As our planet warms, our summers in many parts of the country are becoming more intense. I read just this week about thousands of cows dying during the terrible heatwave in Kansas. During the heat of a summer, many new chicken owners worry about how to care for their flocks, and rightly so. Extreme heat is hard on everyone, including chickens.
In northern areas with long cold winters, our chickens get used to cooler temps, so when the temps really rise in the summer, it is really tough on our flock. Of course, temps over 90 degrees can be difficult for any chicken, and recent heat waves where people are seeing days and weeks of temperatures near or over 100 degrees will really take a toll.
I have seen many people lose older chickens during these extreme heat waves, and we lost one of our older girls in an extreme heat wave three years ago, even though we were doing all the right things. Sometimes, the heat is just too much, but there are things you can do to help keep your flock healthy, safe, and more comfortable during extreme summer heat.
1. Provide fresh cool water every single day and keep the water in the shade. When the temps are high for an extended period of time, adding electrolytes to the water will help. Just remember that water is life, so make sure the water is fresh and clean every day.

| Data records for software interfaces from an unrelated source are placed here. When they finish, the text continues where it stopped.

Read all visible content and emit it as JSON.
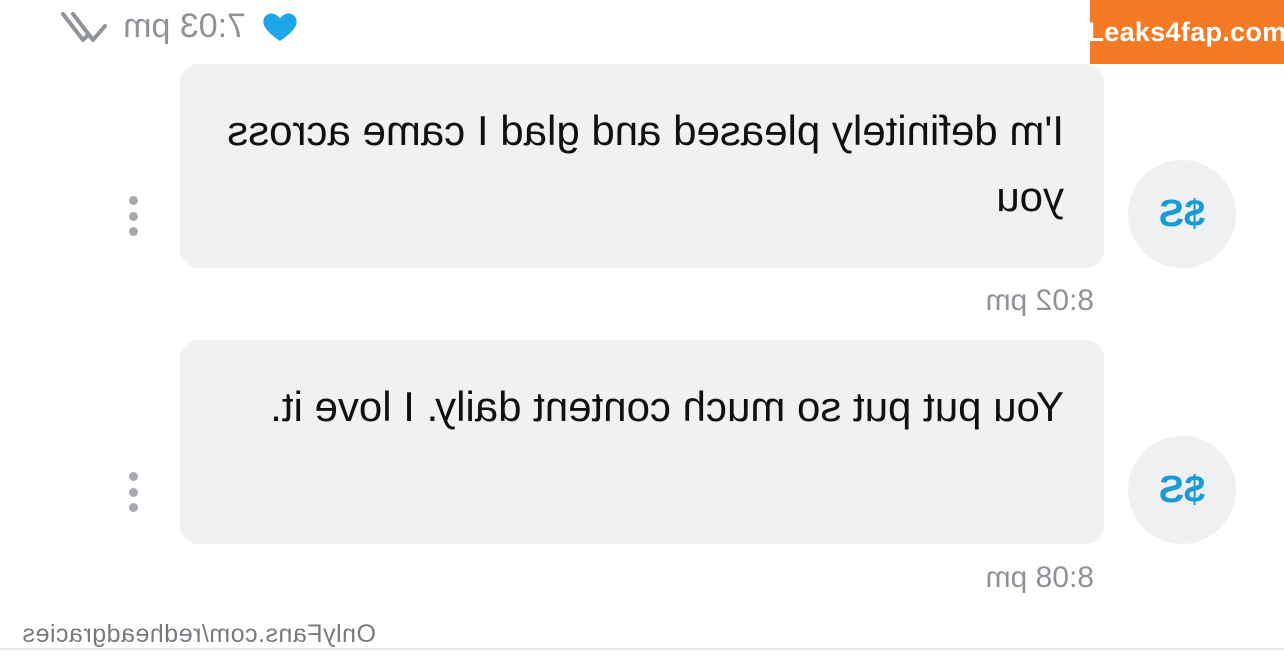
{
  "watermark": {
    "site": "Leaks4fap.com",
    "bg_color": "#f47a25"
  },
  "status": {
    "time": "7:03 pm",
    "read_icon": "double-check-icon",
    "reaction_icon": "heart-icon",
    "reaction_color": "#1fa6e8"
  },
  "messages": [
    {
      "text": "I'm definitely pleased and glad I came across you",
      "avatar": "$S",
      "time": "8:02 pm"
    },
    {
      "text": "You put put so much content daily. I love it.",
      "avatar": "$S",
      "time": "8:08 pm"
    }
  ],
  "footer": {
    "source": "OnlyFans.com/redheadgracies"
  },
  "colors": {
    "avatar_text": "#1a9ad6",
    "bubble_bg": "#f0f1f3"
  }
}
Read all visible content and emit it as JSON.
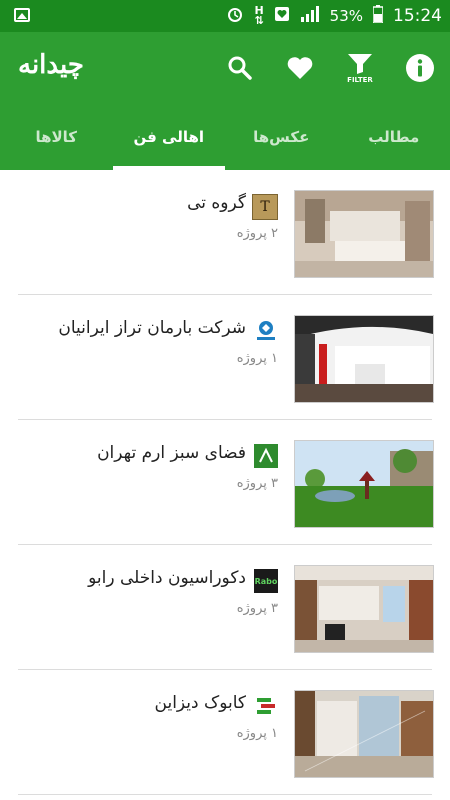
{
  "status_bar": {
    "battery": "53%",
    "time": "15:24"
  },
  "app": {
    "title": "چیدانه",
    "filter_caption": "FILTER"
  },
  "tabs": [
    {
      "label": "مطالب"
    },
    {
      "label": "عکس‌ها"
    },
    {
      "label": "اهالی فن"
    },
    {
      "label": "کالاها"
    }
  ],
  "items": [
    {
      "name": "گروه تی",
      "projects": "۲ پروژه",
      "logo": "T"
    },
    {
      "name": "شرکت بارمان تراز ایرانیان",
      "projects": "۱ پروژه",
      "logo": ""
    },
    {
      "name": "فضای سبز ارم تهران",
      "projects": "۳ پروژه",
      "logo": ""
    },
    {
      "name": "دکوراسیون داخلی رابو",
      "projects": "۳ پروژه",
      "logo": "Rabo"
    },
    {
      "name": "کابوک دیزاین",
      "projects": "۱ پروژه",
      "logo": ""
    }
  ],
  "colors": {
    "primary": "#2e9e32",
    "status": "#1b8a1f"
  }
}
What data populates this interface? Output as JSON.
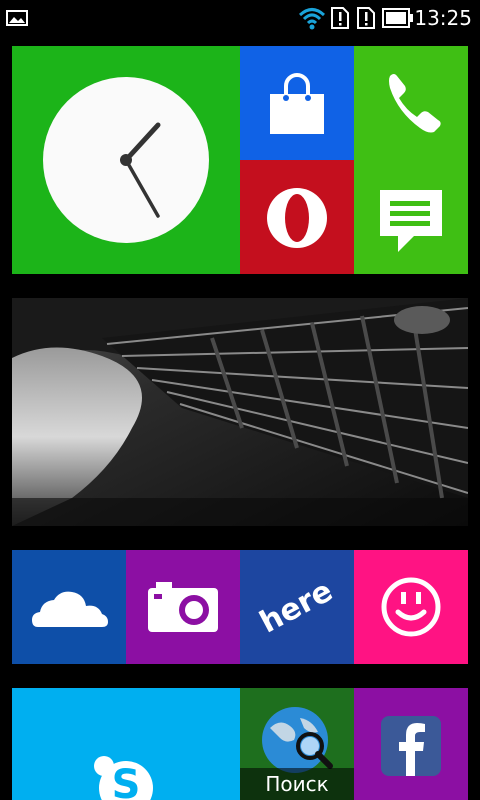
{
  "status_bar": {
    "time": "13:25",
    "icons": [
      "gallery-notification-icon",
      "wifi-icon",
      "sim1-alert-icon",
      "sim2-alert-icon",
      "battery-icon"
    ]
  },
  "tiles": {
    "clock": {
      "name": "clock-tile",
      "color": "#1cb419",
      "hour_hand_angle_deg": 45,
      "minute_hand_angle_deg": 150
    },
    "store": {
      "name": "store-tile",
      "color": "#1062e6",
      "icon": "shopping-bag-icon"
    },
    "phone": {
      "name": "phone-tile",
      "color": "#3fbf14",
      "icon": "phone-icon"
    },
    "opera": {
      "name": "opera-tile",
      "color": "#c40f1e",
      "icon": "opera-icon"
    },
    "messages": {
      "name": "messages-tile",
      "color": "#3fbf14",
      "icon": "message-bubble-icon"
    },
    "photo": {
      "name": "guitar-photo-tile",
      "icon": "guitar-photo"
    },
    "onedrive": {
      "name": "onedrive-tile",
      "color": "#0e4fa8",
      "icon": "cloud-icon"
    },
    "camera": {
      "name": "camera-tile",
      "color": "#8c0fa3",
      "icon": "camera-icon"
    },
    "here": {
      "name": "here-maps-tile",
      "color": "#1d46a0",
      "icon": "here-logo-icon",
      "logo_text": "here"
    },
    "mixradio": {
      "name": "mixradio-tile",
      "color": "#ff1383",
      "icon": "smiley-icon"
    },
    "skype": {
      "name": "skype-tile",
      "color": "#00aff0",
      "icon": "skype-icon"
    },
    "search": {
      "name": "search-tile",
      "color": "#1e6f1e",
      "icon": "globe-magnifier-icon",
      "label": "Поиск"
    },
    "facebook": {
      "name": "facebook-tile",
      "color": "#8c0fa3",
      "icon": "facebook-icon"
    }
  }
}
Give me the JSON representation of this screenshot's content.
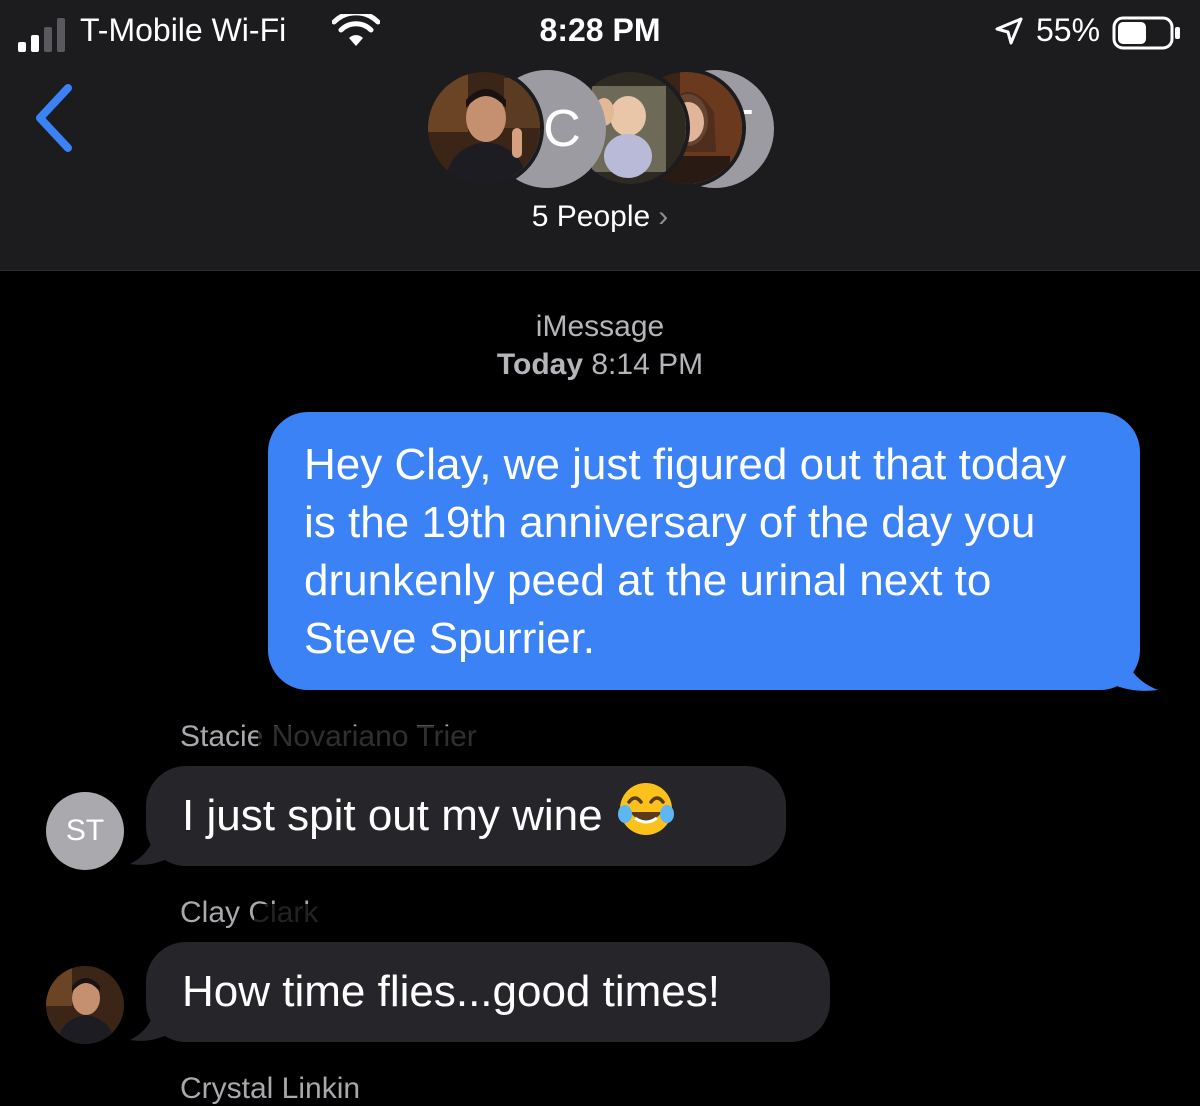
{
  "status_bar": {
    "carrier": "T-Mobile Wi-Fi",
    "time": "8:28 PM",
    "battery_percent": "55%",
    "battery_level": 0.55
  },
  "header": {
    "group_letters": [
      "C",
      "T"
    ],
    "people_label": "5 People",
    "people_chevron": "›",
    "accent_color": "#3b82f6"
  },
  "thread": {
    "service": "iMessage",
    "day": "Today",
    "time": "8:14 PM"
  },
  "messages": [
    {
      "direction": "outgoing",
      "text": "Hey Clay, we just figured out that today is the 19th anniversary of the day you drunkenly peed at the urinal next to Steve Spurrier.",
      "bubble_color": "#3b82f6"
    },
    {
      "direction": "incoming",
      "sender": "Stacie Novariano Trier",
      "avatar_initials": "ST",
      "text": "I just spit out my wine",
      "emoji": "face-with-tears-of-joy-icon"
    },
    {
      "direction": "incoming",
      "sender": "Clay Clark",
      "text": "How time flies...good times!"
    }
  ],
  "next_sender": "Crystal Linkin",
  "icons": {
    "back": "chevron-left-icon",
    "signal": "cell-signal-icon",
    "wifi": "wifi-icon",
    "location": "location-arrow-icon",
    "battery": "battery-icon"
  }
}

2. Watermelon is also life—at least my flock thinks so. Providing cool, juicy treats like watermelon, grapes, or berries can help your flock cool down and lift their spirits as well, which really does help. We always keep watermelon on hand during the summer for those hot days when the hens just need a pick-me-up. You can also freeze chunks of watermelon and other berries in muffin tins and provide some cool, healthy treats that way.
4. Make sure your flock has access to shade from the sun and that there is good air circulation wherever they are. Our chickens are fortunate in that they get to essentially free-range within a fenced area of about ¾ of an acre. We have lots of trees on our property, which provide good shade.
If your flock is in a run, make sure there is good ventilation. If possible, consider running an extension cord and putting a fan on your chickens to help create a breeze on the worst days. If your flock is not in a run and you do not have trees for shade, consider using fabric to make a shady place for everyone.
5. Finally, watch out for flies. In the summer, fly strike is always a concern. It’s important to keep your coop clean to cut back on the number of flies, but, sometimes, even with a clean coop, the flies will just be bad. Fly traps can work, but we have had good luck with simple fly tape. It’s sticky, so you have to hang it high enough that your chickens can’t fly into it. We have found the perfect spot in our coop where the hens can’t reach it. Unfortunately, my head can, so that’s not fun. Still, keeping the flies under control makes the occasional hair in the sticky tape worth it.